**Work to be completed**
Give back all of the data verbatim.

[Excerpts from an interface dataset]
= = = = = = =

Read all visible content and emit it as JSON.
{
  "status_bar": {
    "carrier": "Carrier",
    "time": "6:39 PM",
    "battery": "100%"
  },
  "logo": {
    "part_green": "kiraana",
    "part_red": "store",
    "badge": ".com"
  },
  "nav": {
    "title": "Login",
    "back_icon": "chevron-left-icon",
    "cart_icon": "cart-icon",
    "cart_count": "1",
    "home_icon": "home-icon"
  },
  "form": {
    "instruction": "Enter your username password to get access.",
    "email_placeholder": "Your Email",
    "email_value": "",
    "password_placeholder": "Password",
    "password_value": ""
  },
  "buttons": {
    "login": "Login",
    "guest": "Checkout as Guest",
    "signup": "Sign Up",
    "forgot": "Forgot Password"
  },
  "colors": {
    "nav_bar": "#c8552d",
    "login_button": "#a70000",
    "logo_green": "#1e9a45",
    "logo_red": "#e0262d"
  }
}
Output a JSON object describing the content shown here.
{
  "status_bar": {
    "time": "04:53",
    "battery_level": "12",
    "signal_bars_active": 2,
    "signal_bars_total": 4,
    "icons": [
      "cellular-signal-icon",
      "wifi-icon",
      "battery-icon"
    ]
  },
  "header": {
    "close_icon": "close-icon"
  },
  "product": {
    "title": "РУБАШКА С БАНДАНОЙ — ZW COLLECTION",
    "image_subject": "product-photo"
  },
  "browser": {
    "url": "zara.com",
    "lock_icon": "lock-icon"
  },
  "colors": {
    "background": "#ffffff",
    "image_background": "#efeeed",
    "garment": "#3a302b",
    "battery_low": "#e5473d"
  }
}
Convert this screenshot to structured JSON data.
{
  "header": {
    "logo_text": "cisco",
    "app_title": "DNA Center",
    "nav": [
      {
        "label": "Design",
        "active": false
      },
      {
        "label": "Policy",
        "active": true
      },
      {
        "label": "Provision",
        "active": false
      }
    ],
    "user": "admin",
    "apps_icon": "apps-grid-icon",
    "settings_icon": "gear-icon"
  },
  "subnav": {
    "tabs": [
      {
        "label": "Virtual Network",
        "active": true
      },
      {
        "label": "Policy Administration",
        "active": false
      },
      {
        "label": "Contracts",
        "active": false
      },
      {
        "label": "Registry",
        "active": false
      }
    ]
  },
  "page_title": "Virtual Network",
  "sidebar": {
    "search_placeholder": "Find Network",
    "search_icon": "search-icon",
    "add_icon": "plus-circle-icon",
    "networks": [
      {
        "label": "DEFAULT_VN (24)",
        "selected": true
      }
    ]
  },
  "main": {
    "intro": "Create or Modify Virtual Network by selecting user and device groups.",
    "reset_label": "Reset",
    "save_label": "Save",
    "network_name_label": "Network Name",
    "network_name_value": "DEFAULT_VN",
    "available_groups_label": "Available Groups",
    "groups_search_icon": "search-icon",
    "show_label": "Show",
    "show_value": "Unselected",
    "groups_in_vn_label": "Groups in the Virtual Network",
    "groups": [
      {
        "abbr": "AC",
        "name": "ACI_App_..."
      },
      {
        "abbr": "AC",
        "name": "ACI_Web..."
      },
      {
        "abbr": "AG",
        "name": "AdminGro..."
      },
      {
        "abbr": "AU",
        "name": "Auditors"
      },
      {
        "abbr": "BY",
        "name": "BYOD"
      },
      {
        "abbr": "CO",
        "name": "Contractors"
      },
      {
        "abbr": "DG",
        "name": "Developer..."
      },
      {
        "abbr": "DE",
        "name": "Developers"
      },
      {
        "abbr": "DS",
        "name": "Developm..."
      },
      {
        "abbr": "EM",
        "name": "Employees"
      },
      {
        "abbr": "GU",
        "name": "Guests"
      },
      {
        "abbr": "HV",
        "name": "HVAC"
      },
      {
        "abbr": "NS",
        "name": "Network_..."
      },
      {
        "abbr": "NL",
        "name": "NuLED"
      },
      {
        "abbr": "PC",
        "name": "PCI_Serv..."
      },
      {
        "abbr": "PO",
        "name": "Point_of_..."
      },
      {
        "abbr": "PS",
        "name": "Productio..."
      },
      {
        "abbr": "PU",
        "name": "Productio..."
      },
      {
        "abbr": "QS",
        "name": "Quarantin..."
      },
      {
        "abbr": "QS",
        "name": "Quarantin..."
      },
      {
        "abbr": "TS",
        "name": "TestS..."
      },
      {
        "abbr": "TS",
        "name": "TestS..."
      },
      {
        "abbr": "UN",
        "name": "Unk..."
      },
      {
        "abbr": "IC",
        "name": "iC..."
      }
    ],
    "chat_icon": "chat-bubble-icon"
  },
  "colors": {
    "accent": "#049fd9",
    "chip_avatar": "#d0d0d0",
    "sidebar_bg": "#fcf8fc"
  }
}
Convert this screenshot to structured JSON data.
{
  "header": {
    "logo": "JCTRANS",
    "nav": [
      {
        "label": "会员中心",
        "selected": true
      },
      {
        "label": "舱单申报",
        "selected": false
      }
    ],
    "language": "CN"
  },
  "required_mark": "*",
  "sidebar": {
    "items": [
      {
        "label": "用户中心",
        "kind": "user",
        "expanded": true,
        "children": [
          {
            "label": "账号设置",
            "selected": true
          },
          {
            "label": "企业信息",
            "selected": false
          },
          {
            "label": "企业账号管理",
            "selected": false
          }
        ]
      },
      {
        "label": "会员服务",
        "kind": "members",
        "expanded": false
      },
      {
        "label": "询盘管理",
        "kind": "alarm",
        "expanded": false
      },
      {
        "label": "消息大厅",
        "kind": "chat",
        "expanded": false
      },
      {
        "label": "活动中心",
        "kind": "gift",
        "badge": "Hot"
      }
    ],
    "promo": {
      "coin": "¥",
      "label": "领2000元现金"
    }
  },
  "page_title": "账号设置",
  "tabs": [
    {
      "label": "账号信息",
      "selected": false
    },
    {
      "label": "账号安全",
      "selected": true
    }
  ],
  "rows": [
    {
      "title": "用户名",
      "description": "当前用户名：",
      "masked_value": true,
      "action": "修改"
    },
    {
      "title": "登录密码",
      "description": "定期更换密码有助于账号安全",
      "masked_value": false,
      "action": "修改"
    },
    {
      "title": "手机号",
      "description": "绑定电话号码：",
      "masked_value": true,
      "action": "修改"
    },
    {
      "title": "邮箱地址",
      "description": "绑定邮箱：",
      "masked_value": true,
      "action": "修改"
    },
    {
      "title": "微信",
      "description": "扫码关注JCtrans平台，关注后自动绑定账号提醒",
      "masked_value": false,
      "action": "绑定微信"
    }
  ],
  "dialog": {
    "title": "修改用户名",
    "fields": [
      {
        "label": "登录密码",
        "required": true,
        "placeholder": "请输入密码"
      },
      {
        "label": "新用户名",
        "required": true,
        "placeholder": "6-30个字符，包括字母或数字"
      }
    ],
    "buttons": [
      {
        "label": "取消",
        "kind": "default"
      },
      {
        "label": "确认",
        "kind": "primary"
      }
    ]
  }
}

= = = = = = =

**Completed exercise**
Read all visible content and emit it as JSON.
{
  "status_bar": {
    "carrier": "Carrier",
    "time": "6:39 PM",
    "battery": "100%"
  },
  "logo": {
    "part_green": "kiraana",
    "part_red": "store",
    "badge": ".com"
  },
  "nav": {
    "title": "Login",
    "back_icon": "chevron-left-icon",
    "cart_icon": "cart-icon",
    "cart_count": "1",
    "home_icon": "home-icon"
  },
  "form": {
    "instruction": "Enter your username password to get access.",
    "email_placeholder": "Your Email",
    "email_value": "",
    "password_placeholder": "Password",
    "password_value": ""
  },
  "buttons": {
    "login": "Login",
    "guest": "Checkout as Guest",
    "signup": "Sign Up",
    "forgot": "Forgot Password"
  },
  "colors": {
    "nav_bar": "#c8552d",
    "login_button": "#a70000",
    "logo_green": "#1e9a45",
    "logo_red": "#e0262d"
  }
}
Output a JSON object describing the content shown here.
{
  "status_bar": {
    "time": "04:53",
    "battery_level": "12",
    "signal_bars_active": 2,
    "signal_bars_total": 4,
    "icons": [
      "cellular-signal-icon",
      "wifi-icon",
      "battery-icon"
    ]
  },
  "header": {
    "close_icon": "close-icon"
  },
  "product": {
    "title": "РУБАШКА С БАНДАНОЙ — ZW COLLECTION",
    "image_subject": "product-photo"
  },
  "browser": {
    "url": "zara.com",
    "lock_icon": "lock-icon"
  },
  "colors": {
    "background": "#ffffff",
    "image_background": "#efeeed",
    "garment": "#3a302b",
    "battery_low": "#e5473d"
  }
}
Convert this screenshot to structured JSON data.
{
  "header": {
    "logo_text": "cisco",
    "app_title": "DNA Center",
    "nav": [
      {
        "label": "Design",
        "active": false
      },
      {
        "label": "Policy",
        "active": true
      },
      {
        "label": "Provision",
        "active": false
      }
    ],
    "user": "admin",
    "apps_icon": "apps-grid-icon",
    "settings_icon": "gear-icon"
  },
  "subnav": {
    "tabs": [
      {
        "label": "Virtual Network",
        "active": true
      },
      {
        "label": "Policy Administration",
        "active": false
      },
      {
        "label": "Contracts",
        "active": false
      },
      {
        "label": "Registry",
        "active": false
      }
    ]
  },
  "page_title": "Virtual Network",
  "sidebar": {
    "search_placeholder": "Find Network",
    "search_icon": "search-icon",
    "add_icon": "plus-circle-icon",
    "networks": [
      {
        "label": "DEFAULT_VN (24)",
        "selected": true
      }
    ]
  },
  "main": {
    "intro": "Create or Modify Virtual Network by selecting user and device groups.",
    "reset_label": "Reset",
    "save_label": "Save",
    "network_name_label": "Network Name",
    "network_name_value": "DEFAULT_VN",
    "available_groups_label": "Available Groups",
    "groups_search_icon": "search-icon",
    "show_label": "Show",
    "show_value": "Unselected",
    "groups_in_vn_label": "Groups in the Virtual Network",
    "groups": [
      {
        "abbr": "AC",
        "name": "ACI_App_..."
      },
      {
        "abbr": "AC",
        "name": "ACI_Web..."
      },
      {
        "abbr": "AG",
        "name": "AdminGro..."
      },
      {
        "abbr": "AU",
        "name": "Auditors"
      },
      {
        "abbr": "BY",
        "name": "BYOD"
      },
      {
        "abbr": "CO",
        "name": "Contractors"
      },
      {
        "abbr": "DG",
        "name": "Developer..."
      },
      {
        "abbr": "DE",
        "name": "Developers"
      },
      {
        "abbr": "DS",
        "name": "Developm..."
      },
      {
        "abbr": "EM",
        "name": "Employees"
      },
      {
        "abbr": "GU",
        "name": "Guests"
      },
      {
        "abbr": "HV",
        "name": "HVAC"
      },
      {
        "abbr": "NS",
        "name": "Network_..."
      },
      {
        "abbr": "NL",
        "name": "NuLED"
      },
      {
        "abbr": "PC",
        "name": "PCI_Serv..."
      },
      {
        "abbr": "PO",
        "name": "Point_of_..."
      },
      {
        "abbr": "PS",
        "name": "Productio..."
      },
      {
        "abbr": "PU",
        "name": "Productio..."
      },
      {
        "abbr": "QS",
        "name": "Quarantin..."
      },
      {
        "abbr": "QS",
        "name": "Quarantin..."
      },
      {
        "abbr": "TS",
        "name": "TestS..."
      },
      {
        "abbr": "TS",
        "name": "TestS..."
      },
      {
        "abbr": "UN",
        "name": "Unk..."
      },
      {
        "abbr": "IC",
        "name": "iC..."
      }
    ],
    "chat_icon": "chat-bubble-icon"
  },
  "colors": {
    "accent": "#049fd9",
    "chip_avatar": "#d0d0d0",
    "sidebar_bg": "#fcf8fc"
  }
}
Convert this screenshot to structured JSON data.
{
  "header": {
    "logo": "JCTRANS",
    "nav": [
      {
        "label": "会员中心",
        "selected": true
      },
      {
        "label": "舱单申报",
        "selected": false
      }
    ],
    "language": "CN"
  },
  "required_mark": "*",
  "sidebar": {
    "items": [
      {
        "label": "用户中心",
        "kind": "user",
        "expanded": true,
        "children": [
          {
            "label": "账号设置",
            "selected": true
          },
          {
            "label": "企业信息",
            "selected": false
          },
          {
            "label": "企业账号管理",
            "selected": false
          }
        ]
      },
      {
        "label": "会员服务",
        "kind": "members",
        "expanded": false
      },
      {
        "label": "询盘管理",
        "kind": "alarm",
        "expanded": false
      },
      {
        "label": "消息大厅",
        "kind": "chat",
        "expanded": false
      },
      {
        "label": "活动中心",
        "kind": "gift",
        "badge": "Hot"
      }
    ],
    "promo": {
      "coin": "¥",
      "label": "领2000元现金"
    }
  },
  "page_title": "账号设置",
  "tabs": [
    {
      "label": "账号信息",
      "selected": false
    },
    {
      "label": "账号安全",
      "selected": true
    }
  ],
  "rows": [
    {
      "title": "用户名",
      "description": "当前用户名：",
      "masked_value": true,
      "action": "修改"
    },
    {
      "title": "登录密码",
      "description": "定期更换密码有助于账号安全",
      "masked_value": false,
      "action": "修改"
    },
    {
      "title": "手机号",
      "description": "绑定电话号码：",
      "masked_value": true,
      "action": "修改"
    },
    {
      "title": "邮箱地址",
      "description": "绑定邮箱：",
      "masked_value": true,
      "action": "修改"
    },
    {
      "title": "微信",
      "description": "扫码关注JCtrans平台，关注后自动绑定账号提醒",
      "masked_value": false,
      "action": "绑定微信"
    }
  ],
  "dialog": {
    "title": "修改用户名",
    "fields": [
      {
        "label": "登录密码",
        "required": true,
        "placeholder": "请输入密码"
      },
      {
        "label": "新用户名",
        "required": true,
        "placeholder": "6-30个字符，包括字母或数字"
      }
    ],
    "buttons": [
      {
        "label": "取消",
        "kind": "default"
      },
      {
        "label": "确认",
        "kind": "primary"
      }
    ]
  }
}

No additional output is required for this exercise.